Guy & Max specialize in artful show/cocktail jewelry by blending vintage design inspiration with CAD 3D printing in order to create intricate shapes that a craftsperson would simply be unable to. We reached out to them outlying our plan and they got back to us right away expressing interest at a one-off design that could “hug” the engagement ring. Work started with a bunch of sketches back-and-forth.
Laura’s idea was to somehow use Guy & Max’s signature “Digital Nature” beehive design to surround the diamond of the engagement ring.
Guy & Max took this idea and built on it, creating a number of detailed variations. We were most taken with the 3rd design in this series, which used a large single hexagon as the centerpiece and asymmetrically surrounded the engagement ring on each side with its band.
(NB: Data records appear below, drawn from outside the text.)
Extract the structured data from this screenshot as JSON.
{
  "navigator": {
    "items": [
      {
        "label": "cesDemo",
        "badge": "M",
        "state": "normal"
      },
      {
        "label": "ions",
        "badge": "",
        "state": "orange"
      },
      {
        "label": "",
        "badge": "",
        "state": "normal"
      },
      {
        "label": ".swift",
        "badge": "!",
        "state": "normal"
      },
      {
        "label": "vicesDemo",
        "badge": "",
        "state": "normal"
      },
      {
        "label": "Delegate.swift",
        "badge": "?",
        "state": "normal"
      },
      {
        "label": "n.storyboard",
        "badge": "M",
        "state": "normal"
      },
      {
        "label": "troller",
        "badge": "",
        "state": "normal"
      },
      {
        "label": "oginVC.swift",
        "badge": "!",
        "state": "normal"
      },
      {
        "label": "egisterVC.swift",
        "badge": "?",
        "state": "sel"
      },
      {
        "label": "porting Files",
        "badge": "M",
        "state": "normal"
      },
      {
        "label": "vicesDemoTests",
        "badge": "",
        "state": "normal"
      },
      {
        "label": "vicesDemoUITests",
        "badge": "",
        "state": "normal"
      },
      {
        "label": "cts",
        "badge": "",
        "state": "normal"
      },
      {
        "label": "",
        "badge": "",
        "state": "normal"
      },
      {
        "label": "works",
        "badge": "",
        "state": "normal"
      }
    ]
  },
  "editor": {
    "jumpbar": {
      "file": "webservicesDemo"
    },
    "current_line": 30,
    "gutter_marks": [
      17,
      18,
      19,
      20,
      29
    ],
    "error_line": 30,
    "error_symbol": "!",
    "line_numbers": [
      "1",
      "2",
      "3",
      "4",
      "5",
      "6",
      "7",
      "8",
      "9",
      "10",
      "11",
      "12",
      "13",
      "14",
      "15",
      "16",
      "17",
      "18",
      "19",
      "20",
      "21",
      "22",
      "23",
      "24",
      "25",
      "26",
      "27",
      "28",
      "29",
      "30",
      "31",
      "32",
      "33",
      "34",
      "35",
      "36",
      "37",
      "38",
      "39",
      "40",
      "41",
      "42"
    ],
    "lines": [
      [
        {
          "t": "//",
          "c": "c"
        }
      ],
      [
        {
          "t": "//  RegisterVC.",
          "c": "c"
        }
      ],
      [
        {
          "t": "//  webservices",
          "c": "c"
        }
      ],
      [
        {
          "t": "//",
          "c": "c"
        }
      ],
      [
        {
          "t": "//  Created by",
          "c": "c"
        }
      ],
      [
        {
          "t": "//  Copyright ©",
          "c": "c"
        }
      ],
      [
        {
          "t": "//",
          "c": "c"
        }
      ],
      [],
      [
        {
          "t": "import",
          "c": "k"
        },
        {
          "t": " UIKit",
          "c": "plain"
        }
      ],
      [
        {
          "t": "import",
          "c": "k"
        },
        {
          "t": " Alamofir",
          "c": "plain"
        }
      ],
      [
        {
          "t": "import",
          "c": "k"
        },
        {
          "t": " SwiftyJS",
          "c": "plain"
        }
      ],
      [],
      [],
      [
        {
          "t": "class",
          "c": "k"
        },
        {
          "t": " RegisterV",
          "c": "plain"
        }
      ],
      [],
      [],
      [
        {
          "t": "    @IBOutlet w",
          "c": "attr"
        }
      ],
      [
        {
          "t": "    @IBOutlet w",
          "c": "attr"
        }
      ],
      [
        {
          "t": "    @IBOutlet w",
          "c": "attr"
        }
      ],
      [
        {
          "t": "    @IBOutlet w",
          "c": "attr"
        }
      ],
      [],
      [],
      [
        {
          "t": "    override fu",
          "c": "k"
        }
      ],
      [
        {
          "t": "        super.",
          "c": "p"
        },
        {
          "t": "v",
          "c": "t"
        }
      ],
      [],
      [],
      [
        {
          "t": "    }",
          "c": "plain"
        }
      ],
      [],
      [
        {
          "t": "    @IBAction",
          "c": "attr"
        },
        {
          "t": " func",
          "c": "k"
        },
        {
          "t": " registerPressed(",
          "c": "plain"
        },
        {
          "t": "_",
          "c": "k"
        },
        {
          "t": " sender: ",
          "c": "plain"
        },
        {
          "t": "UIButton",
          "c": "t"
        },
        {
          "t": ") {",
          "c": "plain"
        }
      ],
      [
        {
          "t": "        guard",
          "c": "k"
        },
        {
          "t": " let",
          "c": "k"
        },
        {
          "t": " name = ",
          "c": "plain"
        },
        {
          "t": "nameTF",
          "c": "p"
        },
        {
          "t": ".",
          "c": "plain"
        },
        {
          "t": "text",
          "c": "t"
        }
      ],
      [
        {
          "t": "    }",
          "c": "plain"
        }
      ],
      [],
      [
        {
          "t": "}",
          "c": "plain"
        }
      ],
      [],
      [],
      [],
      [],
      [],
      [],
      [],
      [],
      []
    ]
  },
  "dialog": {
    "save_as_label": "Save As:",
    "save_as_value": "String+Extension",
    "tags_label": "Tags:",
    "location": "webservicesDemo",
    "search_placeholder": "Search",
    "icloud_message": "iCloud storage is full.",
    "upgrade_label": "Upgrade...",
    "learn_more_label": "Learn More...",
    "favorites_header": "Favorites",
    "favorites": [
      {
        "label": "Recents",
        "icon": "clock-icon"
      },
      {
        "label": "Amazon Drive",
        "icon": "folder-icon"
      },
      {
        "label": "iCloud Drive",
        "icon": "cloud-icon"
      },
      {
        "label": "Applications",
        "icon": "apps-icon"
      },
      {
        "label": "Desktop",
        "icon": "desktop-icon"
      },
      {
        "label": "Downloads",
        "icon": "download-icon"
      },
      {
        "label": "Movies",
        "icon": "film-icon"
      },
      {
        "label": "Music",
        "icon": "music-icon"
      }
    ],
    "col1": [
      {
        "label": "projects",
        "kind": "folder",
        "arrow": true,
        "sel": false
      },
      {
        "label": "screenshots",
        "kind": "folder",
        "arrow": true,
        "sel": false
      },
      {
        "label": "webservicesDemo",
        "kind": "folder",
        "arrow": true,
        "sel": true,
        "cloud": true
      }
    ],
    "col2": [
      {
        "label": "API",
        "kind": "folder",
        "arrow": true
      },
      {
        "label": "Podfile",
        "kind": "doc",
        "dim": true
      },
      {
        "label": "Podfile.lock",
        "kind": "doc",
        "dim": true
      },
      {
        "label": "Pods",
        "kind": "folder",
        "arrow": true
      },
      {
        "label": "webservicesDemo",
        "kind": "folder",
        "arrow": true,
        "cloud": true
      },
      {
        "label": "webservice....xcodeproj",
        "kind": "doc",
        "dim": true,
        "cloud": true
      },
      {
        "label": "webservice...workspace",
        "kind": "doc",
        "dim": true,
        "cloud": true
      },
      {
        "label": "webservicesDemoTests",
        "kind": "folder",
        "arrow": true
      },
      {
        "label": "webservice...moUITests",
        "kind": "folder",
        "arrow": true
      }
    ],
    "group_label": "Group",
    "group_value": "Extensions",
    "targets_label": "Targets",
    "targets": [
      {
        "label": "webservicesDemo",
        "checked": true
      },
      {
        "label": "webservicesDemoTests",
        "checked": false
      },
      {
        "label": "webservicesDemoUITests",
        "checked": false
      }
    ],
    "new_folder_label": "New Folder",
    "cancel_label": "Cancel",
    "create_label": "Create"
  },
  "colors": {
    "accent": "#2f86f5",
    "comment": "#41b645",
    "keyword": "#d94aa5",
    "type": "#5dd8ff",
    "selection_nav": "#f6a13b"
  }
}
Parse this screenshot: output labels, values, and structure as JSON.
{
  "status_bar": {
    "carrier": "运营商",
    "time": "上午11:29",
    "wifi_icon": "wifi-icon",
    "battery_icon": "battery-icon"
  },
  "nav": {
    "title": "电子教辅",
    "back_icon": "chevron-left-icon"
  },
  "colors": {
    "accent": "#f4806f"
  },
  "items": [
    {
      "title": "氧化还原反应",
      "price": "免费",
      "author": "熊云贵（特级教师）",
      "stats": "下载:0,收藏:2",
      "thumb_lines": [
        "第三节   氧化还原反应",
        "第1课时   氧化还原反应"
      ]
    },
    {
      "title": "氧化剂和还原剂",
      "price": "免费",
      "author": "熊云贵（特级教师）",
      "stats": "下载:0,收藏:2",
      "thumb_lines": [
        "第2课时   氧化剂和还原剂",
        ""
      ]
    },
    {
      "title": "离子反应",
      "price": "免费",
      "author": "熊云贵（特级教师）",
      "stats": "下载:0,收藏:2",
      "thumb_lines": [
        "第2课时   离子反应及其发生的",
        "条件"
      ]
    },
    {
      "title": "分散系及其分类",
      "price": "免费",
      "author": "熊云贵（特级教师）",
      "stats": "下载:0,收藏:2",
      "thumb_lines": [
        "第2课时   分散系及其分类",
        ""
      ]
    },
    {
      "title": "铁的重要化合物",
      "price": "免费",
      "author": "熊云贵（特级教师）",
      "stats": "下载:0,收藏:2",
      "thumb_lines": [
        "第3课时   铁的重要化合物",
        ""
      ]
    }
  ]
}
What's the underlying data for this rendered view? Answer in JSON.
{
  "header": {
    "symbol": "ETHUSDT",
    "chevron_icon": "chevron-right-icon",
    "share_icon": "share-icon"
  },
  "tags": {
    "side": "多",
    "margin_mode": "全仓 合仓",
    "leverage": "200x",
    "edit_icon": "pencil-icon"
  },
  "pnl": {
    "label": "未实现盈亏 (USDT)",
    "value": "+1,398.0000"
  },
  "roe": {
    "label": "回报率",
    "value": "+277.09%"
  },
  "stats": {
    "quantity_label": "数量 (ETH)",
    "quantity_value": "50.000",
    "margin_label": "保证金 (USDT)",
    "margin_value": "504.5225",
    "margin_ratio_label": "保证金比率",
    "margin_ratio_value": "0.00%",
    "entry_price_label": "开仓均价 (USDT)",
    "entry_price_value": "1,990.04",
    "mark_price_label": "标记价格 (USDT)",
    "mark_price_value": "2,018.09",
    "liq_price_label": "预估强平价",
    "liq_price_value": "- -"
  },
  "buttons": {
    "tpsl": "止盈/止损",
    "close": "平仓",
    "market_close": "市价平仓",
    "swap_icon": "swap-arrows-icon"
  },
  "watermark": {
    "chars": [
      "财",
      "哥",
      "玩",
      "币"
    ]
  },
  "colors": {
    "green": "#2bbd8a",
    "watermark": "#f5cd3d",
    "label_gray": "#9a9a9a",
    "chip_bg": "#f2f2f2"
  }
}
This felt elegant and simple - a perfect result.
Next, Max the designer began to render the design in 3D. He used some cool measuring device to map the engagement ring into his software, so he was able to create a design which matches its dimensions exactly.
So far so interesting. But it felt a little plain, so we experimented by throwing in a few rough black diamonds around the diamond to add a bit more sparkle and to get some black in there…
Now we’re talking! Max printed a plastic version of the design to test around the engagement ring and it fitted like a dream. Following that came the “printing” of the rose gold version and the hand-setting of the diamond clusters. To compliment the design, my band took the hexagon design and repeated it to create an intricate beehive style.
And with that, we were complete! Two unique 3D printed wedding bands all ready for the big day. A perfect collaboration between creatives and jewelers and a Victorian tradition lives on into, and because of, the digital age.